Less than a year ago, Slow Club were still playing tiny little rooms around the country, cementing an intimacy with their audience that could inevitably distance the more successful they became. Tonight’s show at KOKO is the largest headlining gig that Rebecca Taylor and Charles Watson have ever done – not bad for a couple of self-described “daft kids from Rotherham”.

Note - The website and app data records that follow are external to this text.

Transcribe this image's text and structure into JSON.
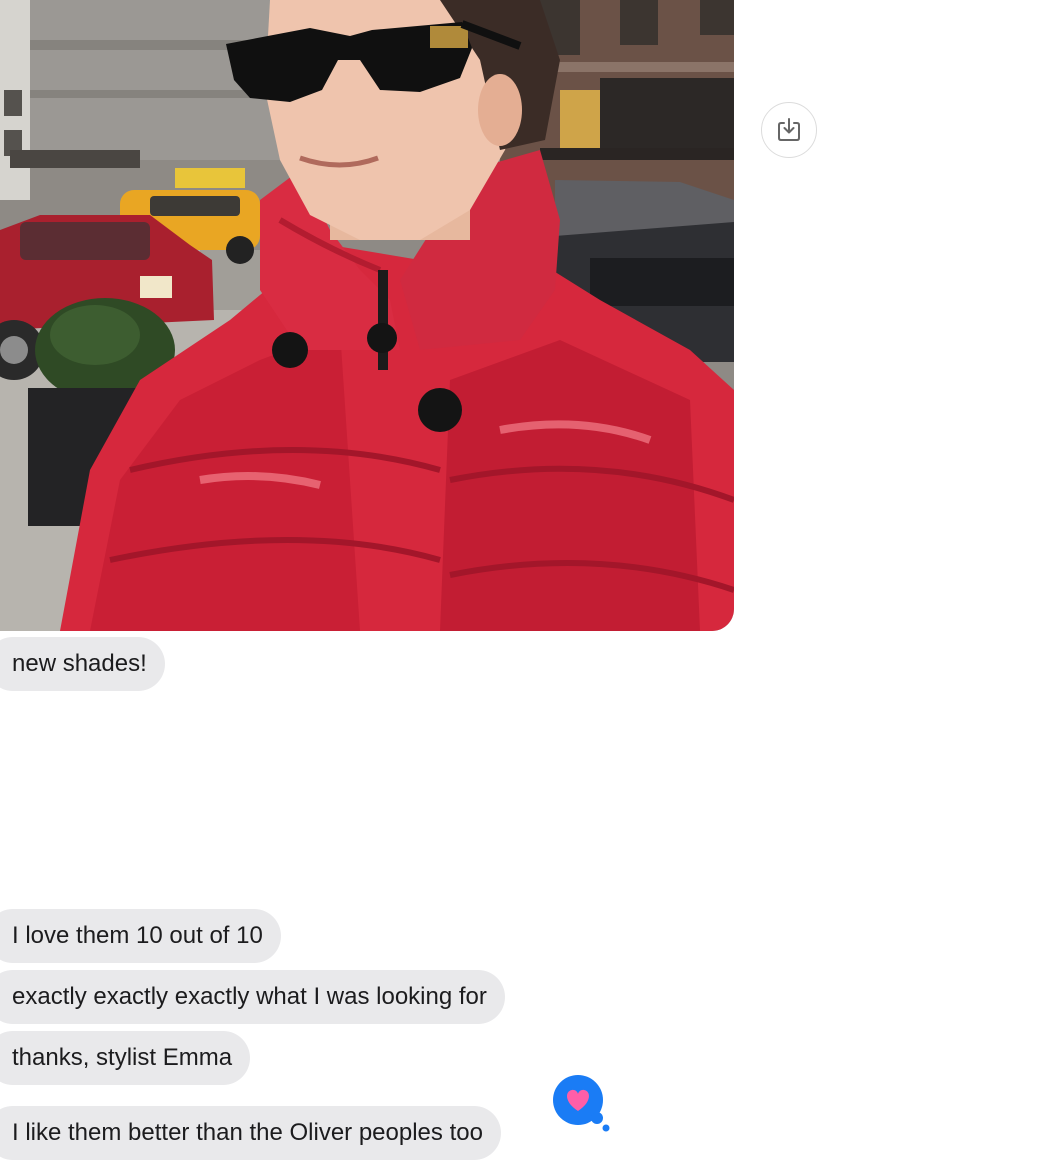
{
  "attachment": {
    "type": "photo",
    "download_icon": "download-icon"
  },
  "messages": [
    {
      "text": "new shades!"
    },
    {
      "text": "I love them 10 out of 10"
    },
    {
      "text": "exactly exactly exactly what I was looking for"
    },
    {
      "text": "thanks, stylist Emma"
    },
    {
      "text": "I like them better than the Oliver peoples too"
    }
  ],
  "reaction": {
    "icon": "heart-icon",
    "color": "#1a7cf5",
    "heart_color": "#ff5ea8"
  },
  "colors": {
    "bubble_bg": "#e9e9eb",
    "text": "#1c1c1e"
  }
}
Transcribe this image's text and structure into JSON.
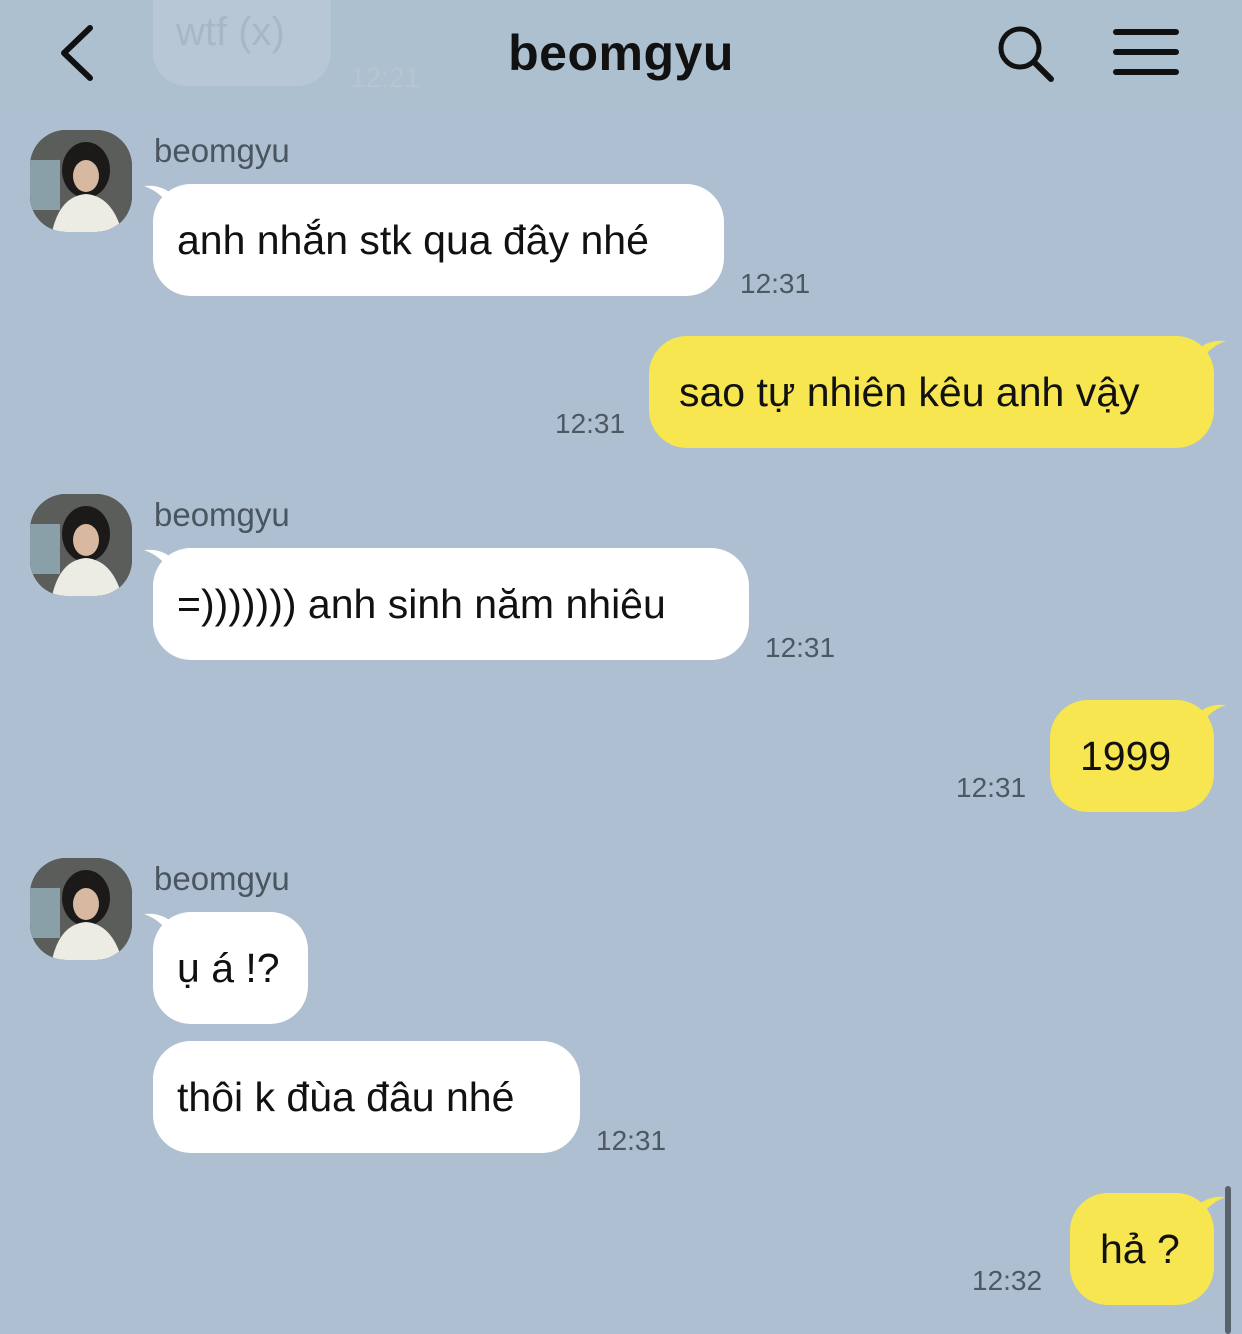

First though, Moshi Moshi labelmates Summer Camp warmed up a horribly cold and rainy night. Not in fact a seven-piece Swedish twee-pop band as they first claimed to be, Summer Camp are actually Transgressive troubadour Jeremy Warmsley and his other half, the editor of Platform magazine, Elizabeth Sankey. It’s easy to be cynical when a music journalist forms a band, but Summer Camp are undeniably brilliant – their 20 minute set bounces along irresistibly, with songs that sound immediately accessible and addictive. If Was It Worth It, It’s Summer and especially Ghost Train aren’t cult favourites by the end of the year, then there really will be no justice. Welcome to your new favourite band.
Veronica Falls are almost as impressive – scuzzy, fuzzy jangly pop shot through with some sweet boy/girl harmonies. For a new band, they sound astonishingly muscular and confident, and in frontwoman Roxanne Clifford, they may well have unearthed one of the stars of 2011. Both Starry Eyed and Stephen make an impression, but it’s Found Love In A Graveyard that marks out them out as something special.
The size of KOKO means that it’s impossible for Slow Club to perform their usual entrance – the acoustic version of Wild Blue Milk sang by Rebecca and Charles right in the middle of the audience. Instead, they rushed onto stage, augmented by Warmsley on bass and drummer Matt Ingram and burst into a brand new song – sounding as charmingly chaotic and melodic as ever.
Early signs were that the nerves may have kicked in, with an unusual lack of audience interaction at first, but once the opening lines of Our Most Brilliant Friends were sung along to by the crowd, things settled down. Highlights from Yeah So – ranging from the exhilarating double-whammy of Trophy Room and Because We’re Dead and the hauntingly beautiful renditions of There’s No Good Way To Say I’m Leaving You and Rebecca’s solo Sorry About The Doom – rubbed shoulders with new songs that hinted that Slow Club’s second album could really be something particularly special.
Although this was the duo’s biggest headlining show ever, there was still a lovely intimate air to proceedings – that unmiked rendition of Wild Blue Milk survived, but this time performed right on the front of the stage, and Rebecca’s between-song chat covered such topics as why Alexandra Burke‘s Bad Boys is “the best single of 2009, bar none” and a truly terrible joke about cheese, all the while receiving declarations of love from the audience (“everybody loves Rebecca….nobody ever tells me they love me” grumbled Charles at one point).
Finishing with possibly their most popular song, Christmas TV (“I suppose we’d better play that bloody Christmas song, hadn’t we?” said Rebecca), unmiked and performed at the front of stage, with seemingly the entire capacity of KOKO on backing vocals, it was a typically glorious Slow Club gig – and heartening proof that no matter how big the venues become, the atmosphere remains cosy. In fact, they could probably make Wembley Stadium seem like your front room.